Collected data:
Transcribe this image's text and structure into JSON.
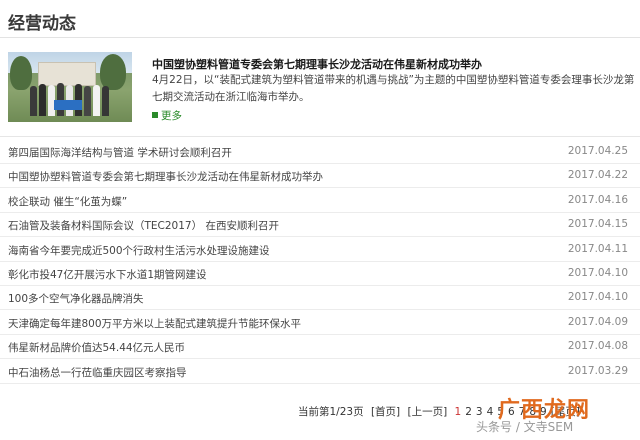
{
  "section": {
    "title": "经营动态"
  },
  "featured": {
    "title": "中国塑协塑料管道专委会第七期理事长沙龙活动在伟星新材成功举办",
    "description": "4月22日，以“装配式建筑为塑料管道带来的机遇与挑战”为主题的中国塑协塑料管道专委会理事长沙龙第七期交流活动在浙江临海市举办。",
    "more_label": "更多"
  },
  "news": [
    {
      "title": "第四届国际海洋结构与管道 学术研讨会顺利召开",
      "date": "2017.04.25"
    },
    {
      "title": "中国塑协塑料管道专委会第七期理事长沙龙活动在伟星新材成功举办",
      "date": "2017.04.22"
    },
    {
      "title": "校企联动 催生“化茧为蝶”",
      "date": "2017.04.16"
    },
    {
      "title": "石油管及装备材料国际会议（TEC2017） 在西安顺利召开",
      "date": "2017.04.15"
    },
    {
      "title": "海南省今年要完成近500个行政村生活污水处理设施建设",
      "date": "2017.04.11"
    },
    {
      "title": "彰化市投47亿开展污水下水道1期管网建设",
      "date": "2017.04.10"
    },
    {
      "title": "100多个空气净化器品牌消失",
      "date": "2017.04.10"
    },
    {
      "title": "天津确定每年建800万平方米以上装配式建筑提升节能环保水平",
      "date": "2017.04.09"
    },
    {
      "title": "伟星新材品牌价值达54.44亿元人民币",
      "date": "2017.04.08"
    },
    {
      "title": "中石油杨总一行莅临重庆园区考察指导",
      "date": "2017.03.29"
    }
  ],
  "pagination": {
    "status": "当前第1/23页",
    "first": "[首页]",
    "prev": "[上一页]",
    "pages": [
      "1",
      "2",
      "3",
      "4",
      "5",
      "6",
      "7",
      "8",
      "9"
    ],
    "last": "[尾页]"
  },
  "watermark": {
    "line1": "广西龙网",
    "line2": "头条号 / 文寺SEM"
  },
  "colors": {
    "accent": "#2a8a2a",
    "active_page": "#cc3333",
    "watermark": "#e06a1e"
  }
}
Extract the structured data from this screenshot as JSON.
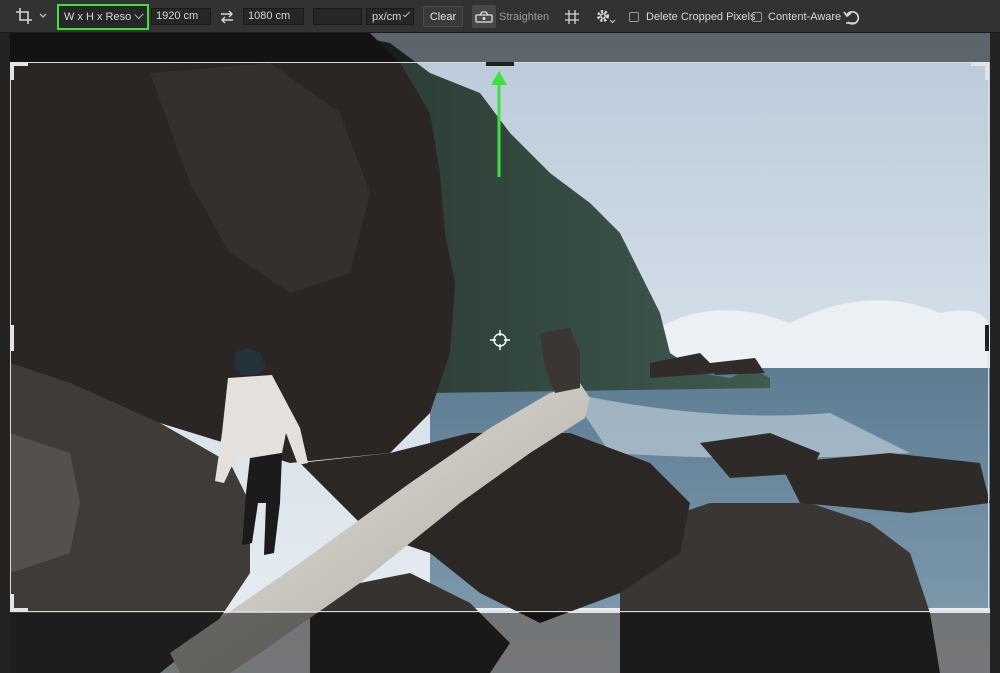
{
  "toolbar": {
    "tool_icon": "crop-icon",
    "ratio_preset": "W x H x Reso...",
    "width_value": "1920 cm",
    "swap_icon": "swap-arrows-icon",
    "height_value": "1080 cm",
    "resolution_value": "",
    "unit": "px/cm",
    "clear_label": "Clear",
    "straighten_icon": "level-icon",
    "straighten_label": "Straighten",
    "overlay_icon": "grid-icon",
    "settings_icon": "gear-icon",
    "delete_cropped_label": "Delete Cropped Pixels",
    "delete_cropped_checked": false,
    "content_aware_label": "Content-Aware",
    "content_aware_checked": false,
    "reset_icon": "undo-icon",
    "highlight_color": "#3ee03e"
  },
  "canvas": {
    "annotation_arrow_color": "#3ee03e",
    "center_marker_icon": "crosshair-icon"
  }
}
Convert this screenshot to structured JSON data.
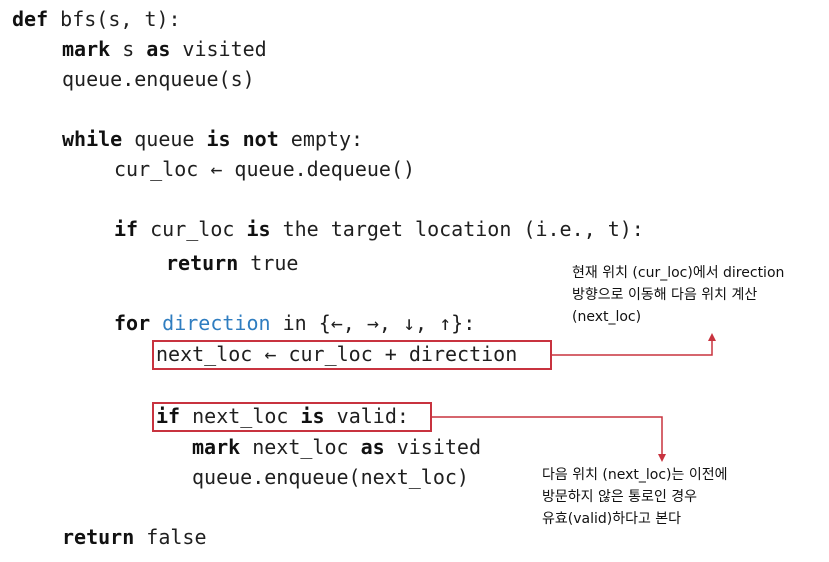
{
  "code": {
    "l1": {
      "a": "def",
      "b": " bfs(s, t):"
    },
    "l2": {
      "a": "mark",
      "b": " s ",
      "c": "as",
      "d": " visited"
    },
    "l3": {
      "a": "queue.enqueue(s)"
    },
    "l4": {
      "a": "while",
      "b": " queue ",
      "c": "is not",
      "d": " empty:"
    },
    "l5": {
      "a": "cur_loc ← queue.dequeue()"
    },
    "l6": {
      "a": "if",
      "b": " cur_loc ",
      "c": "is",
      "d": " the target location (i.e., t):"
    },
    "l7": {
      "a": "return",
      "b": " true"
    },
    "l8": {
      "a": "for",
      "b": " ",
      "c": "direction",
      "d": " in {←, →, ↓, ↑}:"
    },
    "l9": {
      "a": "next_loc ← cur_loc + direction"
    },
    "l10": {
      "a": "if",
      "b": " next_loc ",
      "c": "is",
      "d": " valid:"
    },
    "l11": {
      "a": "mark",
      "b": " next_loc ",
      "c": "as",
      "d": " visited"
    },
    "l12": {
      "a": "queue.enqueue(next_loc)"
    },
    "l13": {
      "a": "return",
      "b": " false"
    }
  },
  "annotations": {
    "direction_note": "현재 위치 (cur_loc)에서 direction\n방향으로 이동해 다음 위치 계산\n(next_loc)",
    "valid_note": "다음 위치 (next_loc)는 이전에\n방문하지 않은 통로인 경우\n유효(valid)하다고 본다"
  },
  "colors": {
    "highlight": "#c8333f",
    "keyword_direction": "#2f7dc0"
  }
}
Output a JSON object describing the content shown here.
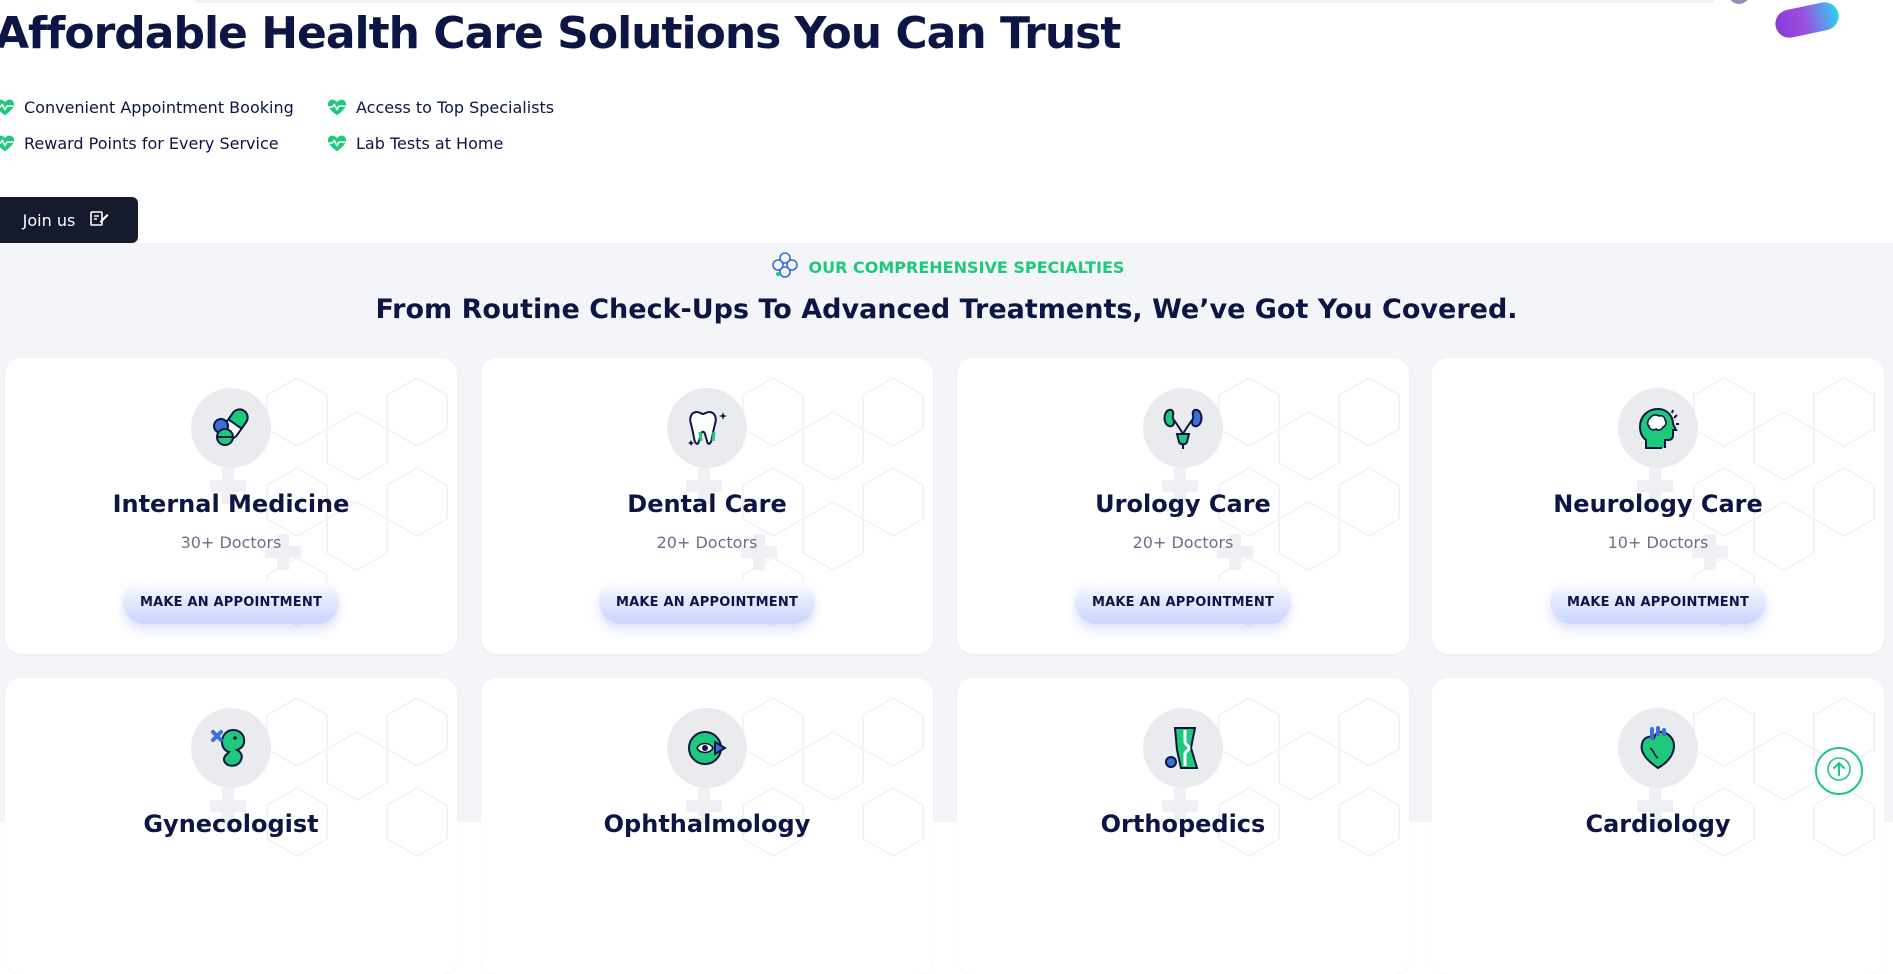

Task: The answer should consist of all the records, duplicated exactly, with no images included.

Task output:
Transcribe this image's text and structure into JSON.
{
  "section": {
    "title": "经营动态"
  },
  "featured": {
    "title": "中国塑协塑料管道专委会第七期理事长沙龙活动在伟星新材成功举办",
    "description": "4月22日，以“装配式建筑为塑料管道带来的机遇与挑战”为主题的中国塑协塑料管道专委会理事长沙龙第七期交流活动在浙江临海市举办。",
    "more_label": "更多"
  },
  "news": [
    {
      "title": "第四届国际海洋结构与管道 学术研讨会顺利召开",
      "date": "2017.04.25"
    },
    {
      "title": "中国塑协塑料管道专委会第七期理事长沙龙活动在伟星新材成功举办",
      "date": "2017.04.22"
    },
    {
      "title": "校企联动 催生“化茧为蝶”",
      "date": "2017.04.16"
    },
    {
      "title": "石油管及装备材料国际会议（TEC2017） 在西安顺利召开",
      "date": "2017.04.15"
    },
    {
      "title": "海南省今年要完成近500个行政村生活污水处理设施建设",
      "date": "2017.04.11"
    },
    {
      "title": "彰化市投47亿开展污水下水道1期管网建设",
      "date": "2017.04.10"
    },
    {
      "title": "100多个空气净化器品牌消失",
      "date": "2017.04.10"
    },
    {
      "title": "天津确定每年建800万平方米以上装配式建筑提升节能环保水平",
      "date": "2017.04.09"
    },
    {
      "title": "伟星新材品牌价值达54.44亿元人民币",
      "date": "2017.04.08"
    },
    {
      "title": "中石油杨总一行莅临重庆园区考察指导",
      "date": "2017.03.29"
    }
  ],
  "pagination": {
    "status": "当前第1/23页",
    "first": "[首页]",
    "prev": "[上一页]",
    "pages": [
      "1",
      "2",
      "3",
      "4",
      "5",
      "6",
      "7",
      "8",
      "9"
    ],
    "last": "[尾页]"
  },
  "watermark": {
    "line1": "广西龙网",
    "line2": "头条号 / 文寺SEM"
  },
  "colors": {
    "accent": "#2a8a2a",
    "active_page": "#cc3333",
    "watermark": "#e06a1e"
  }
}
Extract the structured data from this screenshot as JSON.
{
  "toolbar": {
    "tool_icon": "crop-icon",
    "ratio_preset": "W x H x Reso...",
    "width_value": "1920 cm",
    "swap_icon": "swap-arrows-icon",
    "height_value": "1080 cm",
    "resolution_value": "",
    "unit": "px/cm",
    "clear_label": "Clear",
    "straighten_icon": "level-icon",
    "straighten_label": "Straighten",
    "overlay_icon": "grid-icon",
    "settings_icon": "gear-icon",
    "delete_cropped_label": "Delete Cropped Pixels",
    "delete_cropped_checked": false,
    "content_aware_label": "Content-Aware",
    "content_aware_checked": false,
    "reset_icon": "undo-icon",
    "highlight_color": "#3ee03e"
  },
  "canvas": {
    "annotation_arrow_color": "#3ee03e",
    "center_marker_icon": "crosshair-icon"
  }
}
Convert this screenshot to structured JSON data.
{
  "code": {
    "l1": {
      "a": "def",
      "b": " bfs(s, t):"
    },
    "l2": {
      "a": "mark",
      "b": " s ",
      "c": "as",
      "d": " visited"
    },
    "l3": {
      "a": "queue.enqueue(s)"
    },
    "l4": {
      "a": "while",
      "b": " queue ",
      "c": "is not",
      "d": " empty:"
    },
    "l5": {
      "a": "cur_loc ← queue.dequeue()"
    },
    "l6": {
      "a": "if",
      "b": " cur_loc ",
      "c": "is",
      "d": " the target location (i.e., t):"
    },
    "l7": {
      "a": "return",
      "b": " true"
    },
    "l8": {
      "a": "for",
      "b": " ",
      "c": "direction",
      "d": " in {←, →, ↓, ↑}:"
    },
    "l9": {
      "a": "next_loc ← cur_loc + direction"
    },
    "l10": {
      "a": "if",
      "b": " next_loc ",
      "c": "is",
      "d": " valid:"
    },
    "l11": {
      "a": "mark",
      "b": " next_loc ",
      "c": "as",
      "d": " visited"
    },
    "l12": {
      "a": "queue.enqueue(next_loc)"
    },
    "l13": {
      "a": "return",
      "b": " false"
    }
  },
  "annotations": {
    "direction_note": "현재 위치 (cur_loc)에서 direction\n방향으로 이동해 다음 위치 계산\n(next_loc)",
    "valid_note": "다음 위치 (next_loc)는 이전에\n방문하지 않은 통로인 경우\n유효(valid)하다고 본다"
  },
  "colors": {
    "highlight": "#c8333f",
    "keyword_direction": "#2f7dc0"
  }
}
Output a JSON object describing the content shown here.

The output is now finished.